== What you need to do ==
The records are to be repeated in full. Every line must match.

== Working data ==
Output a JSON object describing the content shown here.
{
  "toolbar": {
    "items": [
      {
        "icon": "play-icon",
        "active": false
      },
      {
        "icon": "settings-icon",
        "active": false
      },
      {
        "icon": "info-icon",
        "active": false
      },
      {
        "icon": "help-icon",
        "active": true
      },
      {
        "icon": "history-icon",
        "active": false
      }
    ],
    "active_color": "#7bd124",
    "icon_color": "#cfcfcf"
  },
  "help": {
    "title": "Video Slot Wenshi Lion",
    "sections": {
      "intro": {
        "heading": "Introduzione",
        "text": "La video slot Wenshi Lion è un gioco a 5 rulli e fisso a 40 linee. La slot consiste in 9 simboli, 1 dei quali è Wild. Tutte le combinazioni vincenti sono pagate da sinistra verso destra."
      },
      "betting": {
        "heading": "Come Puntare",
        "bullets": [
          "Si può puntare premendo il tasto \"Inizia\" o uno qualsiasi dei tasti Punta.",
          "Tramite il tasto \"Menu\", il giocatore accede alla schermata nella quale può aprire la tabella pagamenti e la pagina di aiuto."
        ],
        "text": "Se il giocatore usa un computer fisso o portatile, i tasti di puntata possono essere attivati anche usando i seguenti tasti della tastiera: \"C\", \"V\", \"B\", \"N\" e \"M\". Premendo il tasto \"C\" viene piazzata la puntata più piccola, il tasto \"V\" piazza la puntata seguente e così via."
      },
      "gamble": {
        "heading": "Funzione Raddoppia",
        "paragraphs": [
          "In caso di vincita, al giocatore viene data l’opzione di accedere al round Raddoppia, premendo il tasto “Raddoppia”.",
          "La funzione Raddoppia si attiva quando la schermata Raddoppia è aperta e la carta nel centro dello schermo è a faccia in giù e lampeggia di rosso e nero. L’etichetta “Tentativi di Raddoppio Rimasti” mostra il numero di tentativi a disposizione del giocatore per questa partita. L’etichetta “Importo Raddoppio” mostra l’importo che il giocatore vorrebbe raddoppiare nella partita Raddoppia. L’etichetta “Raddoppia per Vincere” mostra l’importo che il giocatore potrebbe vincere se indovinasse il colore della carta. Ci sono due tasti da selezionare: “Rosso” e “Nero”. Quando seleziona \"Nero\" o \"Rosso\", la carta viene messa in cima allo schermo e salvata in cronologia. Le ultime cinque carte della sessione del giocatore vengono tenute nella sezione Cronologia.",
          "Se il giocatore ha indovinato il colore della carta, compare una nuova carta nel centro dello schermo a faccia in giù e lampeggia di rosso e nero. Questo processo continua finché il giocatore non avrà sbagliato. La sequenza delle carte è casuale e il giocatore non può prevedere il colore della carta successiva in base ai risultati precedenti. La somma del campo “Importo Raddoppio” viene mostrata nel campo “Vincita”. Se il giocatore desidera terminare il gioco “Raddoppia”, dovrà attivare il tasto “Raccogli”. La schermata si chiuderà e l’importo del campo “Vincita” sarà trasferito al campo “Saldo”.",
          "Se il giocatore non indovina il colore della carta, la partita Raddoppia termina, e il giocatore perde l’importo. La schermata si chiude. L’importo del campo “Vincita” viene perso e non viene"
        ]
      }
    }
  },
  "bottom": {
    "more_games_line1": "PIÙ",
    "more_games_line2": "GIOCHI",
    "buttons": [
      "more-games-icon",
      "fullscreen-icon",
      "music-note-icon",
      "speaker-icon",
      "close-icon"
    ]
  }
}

== Task solution ==
Output a JSON object describing the content shown here.
{
  "toolbar": {
    "items": [
      {
        "icon": "play-icon",
        "active": false
      },
      {
        "icon": "settings-icon",
        "active": false
      },
      {
        "icon": "info-icon",
        "active": false
      },
      {
        "icon": "help-icon",
        "active": true
      },
      {
        "icon": "history-icon",
        "active": false
      }
    ],
    "active_color": "#7bd124",
    "icon_color": "#cfcfcf"
  },
  "help": {
    "title": "Video Slot Wenshi Lion",
    "sections": {
      "intro": {
        "heading": "Introduzione",
        "text": "La video slot Wenshi Lion è un gioco a 5 rulli e fisso a 40 linee. La slot consiste in 9 simboli, 1 dei quali è Wild. Tutte le combinazioni vincenti sono pagate da sinistra verso destra."
      },
      "betting": {
        "heading": "Come Puntare",
        "bullets": [
          "Si può puntare premendo il tasto \"Inizia\" o uno qualsiasi dei tasti Punta.",
          "Tramite il tasto \"Menu\", il giocatore accede alla schermata nella quale può aprire la tabella pagamenti e la pagina di aiuto."
        ],
        "text": "Se il giocatore usa un computer fisso o portatile, i tasti di puntata possono essere attivati anche usando i seguenti tasti della tastiera: \"C\", \"V\", \"B\", \"N\" e \"M\". Premendo il tasto \"C\" viene piazzata la puntata più piccola, il tasto \"V\" piazza la puntata seguente e così via."
      },
      "gamble": {
        "heading": "Funzione Raddoppia",
        "paragraphs": [
          "In caso di vincita, al giocatore viene data l’opzione di accedere al round Raddoppia, premendo il tasto “Raddoppia”.",
          "La funzione Raddoppia si attiva quando la schermata Raddoppia è aperta e la carta nel centro dello schermo è a faccia in giù e lampeggia di rosso e nero. L’etichetta “Tentativi di Raddoppio Rimasti” mostra il numero di tentativi a disposizione del giocatore per questa partita. L’etichetta “Importo Raddoppio” mostra l’importo che il giocatore vorrebbe raddoppiare nella partita Raddoppia. L’etichetta “Raddoppia per Vincere” mostra l’importo che il giocatore potrebbe vincere se indovinasse il colore della carta. Ci sono due tasti da selezionare: “Rosso” e “Nero”. Quando seleziona \"Nero\" o \"Rosso\", la carta viene messa in cima allo schermo e salvata in cronologia. Le ultime cinque carte della sessione del giocatore vengono tenute nella sezione Cronologia.",
          "Se il giocatore ha indovinato il colore della carta, compare una nuova carta nel centro dello schermo a faccia in giù e lampeggia di rosso e nero. Questo processo continua finché il giocatore non avrà sbagliato. La sequenza delle carte è casuale e il giocatore non può prevedere il colore della carta successiva in base ai risultati precedenti. La somma del campo “Importo Raddoppio” viene mostrata nel campo “Vincita”. Se il giocatore desidera terminare il gioco “Raddoppia”, dovrà attivare il tasto “Raccogli”. La schermata si chiuderà e l’importo del campo “Vincita” sarà trasferito al campo “Saldo”.",
          "Se il giocatore non indovina il colore della carta, la partita Raddoppia termina, e il giocatore perde l’importo. La schermata si chiude. L’importo del campo “Vincita” viene perso e non viene"
        ]
      }
    }
  },
  "bottom": {
    "more_games_line1": "PIÙ",
    "more_games_line2": "GIOCHI",
    "buttons": [
      "more-games-icon",
      "fullscreen-icon",
      "music-note-icon",
      "speaker-icon",
      "close-icon"
    ]
  }
}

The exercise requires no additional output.